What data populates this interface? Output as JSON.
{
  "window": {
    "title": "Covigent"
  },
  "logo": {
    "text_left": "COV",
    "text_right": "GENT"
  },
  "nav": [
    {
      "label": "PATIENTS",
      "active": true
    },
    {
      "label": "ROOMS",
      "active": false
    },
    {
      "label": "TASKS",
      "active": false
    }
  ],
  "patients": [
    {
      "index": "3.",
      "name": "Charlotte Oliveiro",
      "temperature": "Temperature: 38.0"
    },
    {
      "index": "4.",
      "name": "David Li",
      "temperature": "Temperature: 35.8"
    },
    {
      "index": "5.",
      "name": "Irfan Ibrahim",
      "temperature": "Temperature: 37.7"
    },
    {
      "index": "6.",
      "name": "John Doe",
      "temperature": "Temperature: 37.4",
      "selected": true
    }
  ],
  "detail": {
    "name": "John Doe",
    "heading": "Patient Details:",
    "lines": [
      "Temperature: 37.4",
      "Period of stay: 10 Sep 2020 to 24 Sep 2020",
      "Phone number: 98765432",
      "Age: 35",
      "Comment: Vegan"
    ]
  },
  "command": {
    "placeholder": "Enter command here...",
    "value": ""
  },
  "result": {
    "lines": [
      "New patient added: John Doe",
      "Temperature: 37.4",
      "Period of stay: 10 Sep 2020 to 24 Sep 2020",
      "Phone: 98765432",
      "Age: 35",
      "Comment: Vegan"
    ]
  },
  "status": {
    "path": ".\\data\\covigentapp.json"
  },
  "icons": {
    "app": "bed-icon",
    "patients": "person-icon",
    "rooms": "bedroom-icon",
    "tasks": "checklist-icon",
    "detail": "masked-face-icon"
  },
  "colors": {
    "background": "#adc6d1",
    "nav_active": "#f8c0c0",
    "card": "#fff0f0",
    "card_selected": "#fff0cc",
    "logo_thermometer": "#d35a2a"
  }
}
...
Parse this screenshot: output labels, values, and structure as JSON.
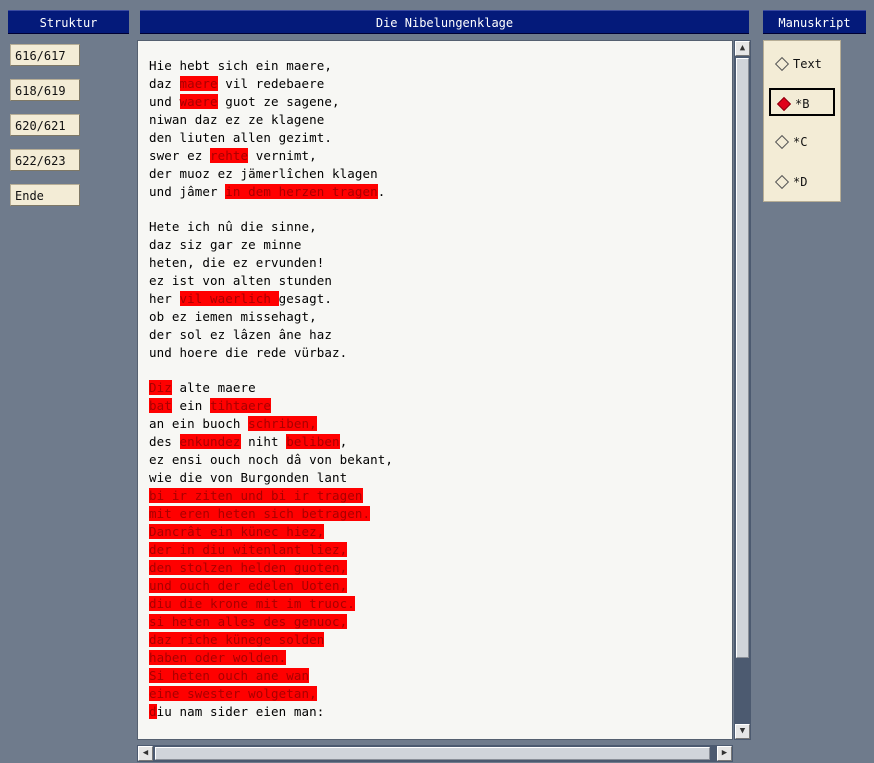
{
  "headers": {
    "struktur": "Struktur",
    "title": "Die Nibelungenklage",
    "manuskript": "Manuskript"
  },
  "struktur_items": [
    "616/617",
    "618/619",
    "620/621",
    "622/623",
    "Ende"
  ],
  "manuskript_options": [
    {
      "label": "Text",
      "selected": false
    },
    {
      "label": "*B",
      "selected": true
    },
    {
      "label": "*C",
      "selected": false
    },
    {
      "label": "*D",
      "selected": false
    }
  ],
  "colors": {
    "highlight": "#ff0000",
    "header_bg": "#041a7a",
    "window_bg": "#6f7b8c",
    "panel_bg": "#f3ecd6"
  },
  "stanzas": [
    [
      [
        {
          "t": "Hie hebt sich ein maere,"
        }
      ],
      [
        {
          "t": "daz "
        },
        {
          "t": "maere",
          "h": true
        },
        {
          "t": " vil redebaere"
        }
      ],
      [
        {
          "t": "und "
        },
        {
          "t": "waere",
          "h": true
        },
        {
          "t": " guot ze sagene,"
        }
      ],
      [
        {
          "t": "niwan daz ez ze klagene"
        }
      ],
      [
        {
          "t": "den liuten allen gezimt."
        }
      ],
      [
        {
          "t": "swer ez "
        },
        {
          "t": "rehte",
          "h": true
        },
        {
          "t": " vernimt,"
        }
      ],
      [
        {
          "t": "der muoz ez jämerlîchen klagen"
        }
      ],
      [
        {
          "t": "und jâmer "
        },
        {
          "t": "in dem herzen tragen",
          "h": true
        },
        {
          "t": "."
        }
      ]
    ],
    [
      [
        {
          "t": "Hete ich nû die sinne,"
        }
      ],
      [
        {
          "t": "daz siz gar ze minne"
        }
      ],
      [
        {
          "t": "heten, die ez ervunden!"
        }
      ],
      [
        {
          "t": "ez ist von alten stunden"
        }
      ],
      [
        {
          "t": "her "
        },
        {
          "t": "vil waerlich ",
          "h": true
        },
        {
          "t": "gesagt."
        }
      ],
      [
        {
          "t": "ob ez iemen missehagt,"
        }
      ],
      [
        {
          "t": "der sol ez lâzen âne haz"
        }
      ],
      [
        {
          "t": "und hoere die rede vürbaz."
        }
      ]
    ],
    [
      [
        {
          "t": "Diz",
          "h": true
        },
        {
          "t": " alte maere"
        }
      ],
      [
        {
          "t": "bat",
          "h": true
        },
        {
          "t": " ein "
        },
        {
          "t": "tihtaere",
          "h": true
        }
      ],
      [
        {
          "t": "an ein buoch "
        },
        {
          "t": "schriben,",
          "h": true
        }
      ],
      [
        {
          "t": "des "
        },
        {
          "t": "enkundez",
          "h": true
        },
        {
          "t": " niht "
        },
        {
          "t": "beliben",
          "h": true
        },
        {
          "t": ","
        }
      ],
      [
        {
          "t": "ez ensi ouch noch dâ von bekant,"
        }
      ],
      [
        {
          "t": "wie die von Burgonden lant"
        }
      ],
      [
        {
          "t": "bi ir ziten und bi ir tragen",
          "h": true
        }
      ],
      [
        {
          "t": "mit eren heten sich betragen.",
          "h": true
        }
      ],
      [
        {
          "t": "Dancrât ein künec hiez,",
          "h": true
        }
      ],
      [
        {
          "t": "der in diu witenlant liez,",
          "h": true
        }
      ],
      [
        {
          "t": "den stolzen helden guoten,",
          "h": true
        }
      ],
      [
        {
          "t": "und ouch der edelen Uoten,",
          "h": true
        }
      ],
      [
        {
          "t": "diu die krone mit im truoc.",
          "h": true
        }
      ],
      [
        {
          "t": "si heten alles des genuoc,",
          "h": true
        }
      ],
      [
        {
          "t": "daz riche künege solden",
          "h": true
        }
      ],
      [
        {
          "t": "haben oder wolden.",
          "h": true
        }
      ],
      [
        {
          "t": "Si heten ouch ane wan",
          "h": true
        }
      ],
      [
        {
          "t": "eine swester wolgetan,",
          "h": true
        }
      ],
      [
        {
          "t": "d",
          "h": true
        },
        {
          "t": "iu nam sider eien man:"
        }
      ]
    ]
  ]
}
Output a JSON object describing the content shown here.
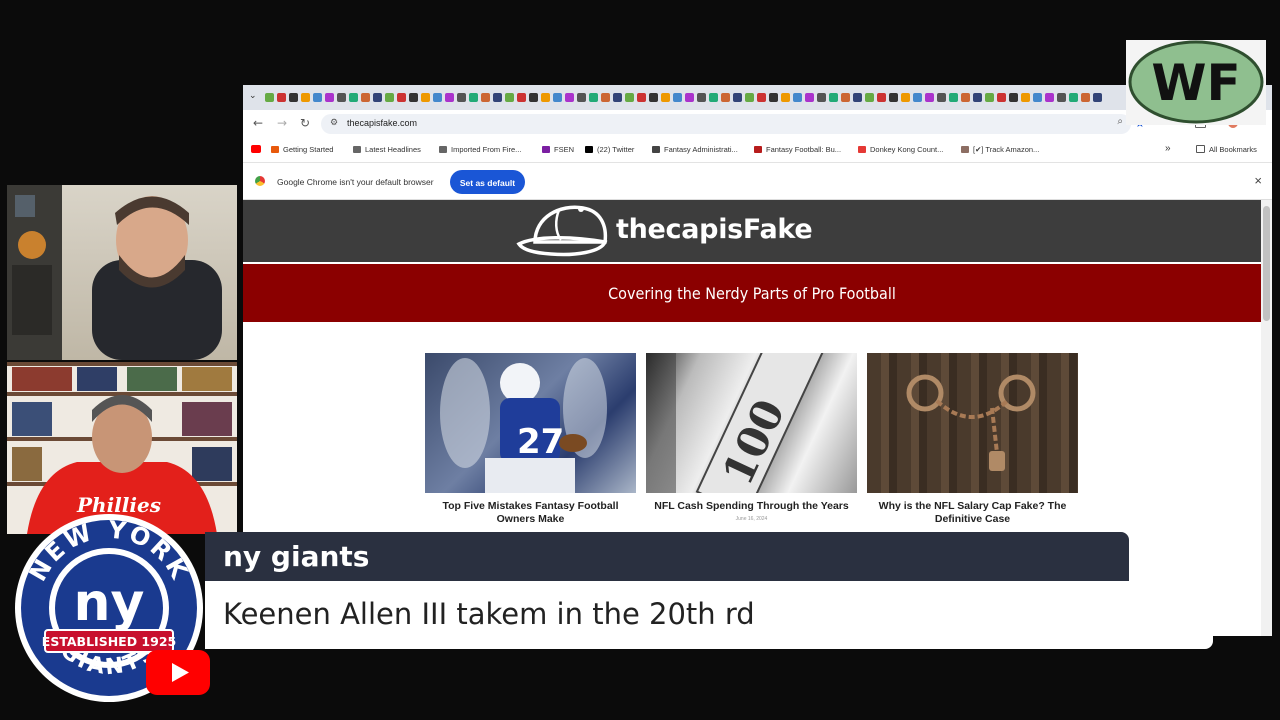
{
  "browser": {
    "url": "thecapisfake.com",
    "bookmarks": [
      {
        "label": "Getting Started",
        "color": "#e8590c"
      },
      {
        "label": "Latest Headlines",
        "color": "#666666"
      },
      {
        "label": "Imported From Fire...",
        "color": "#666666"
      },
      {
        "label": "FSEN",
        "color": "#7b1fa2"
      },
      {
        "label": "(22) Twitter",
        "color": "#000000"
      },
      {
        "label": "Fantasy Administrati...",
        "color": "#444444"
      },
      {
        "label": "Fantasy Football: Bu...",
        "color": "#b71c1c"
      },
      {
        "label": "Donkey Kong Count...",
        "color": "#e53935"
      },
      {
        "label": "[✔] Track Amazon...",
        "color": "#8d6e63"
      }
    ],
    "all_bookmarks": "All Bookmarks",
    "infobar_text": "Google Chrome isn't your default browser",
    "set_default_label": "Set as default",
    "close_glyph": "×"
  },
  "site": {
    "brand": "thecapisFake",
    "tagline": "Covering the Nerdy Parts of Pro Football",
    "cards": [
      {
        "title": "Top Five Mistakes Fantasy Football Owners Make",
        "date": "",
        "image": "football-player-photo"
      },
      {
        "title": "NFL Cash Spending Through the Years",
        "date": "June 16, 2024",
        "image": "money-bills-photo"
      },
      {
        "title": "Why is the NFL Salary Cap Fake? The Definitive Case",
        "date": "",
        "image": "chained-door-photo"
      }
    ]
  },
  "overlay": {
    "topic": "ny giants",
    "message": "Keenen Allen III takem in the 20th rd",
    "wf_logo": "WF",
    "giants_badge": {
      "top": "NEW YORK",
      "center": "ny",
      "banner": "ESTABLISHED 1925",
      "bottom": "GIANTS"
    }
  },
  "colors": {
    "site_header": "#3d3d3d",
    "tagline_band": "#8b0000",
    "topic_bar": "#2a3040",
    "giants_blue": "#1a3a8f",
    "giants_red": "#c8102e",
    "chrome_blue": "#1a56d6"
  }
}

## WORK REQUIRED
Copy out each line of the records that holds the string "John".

## REPLY
      "name": "John Doe",
    "name": "John Doe",
      "New patient added: John Doe",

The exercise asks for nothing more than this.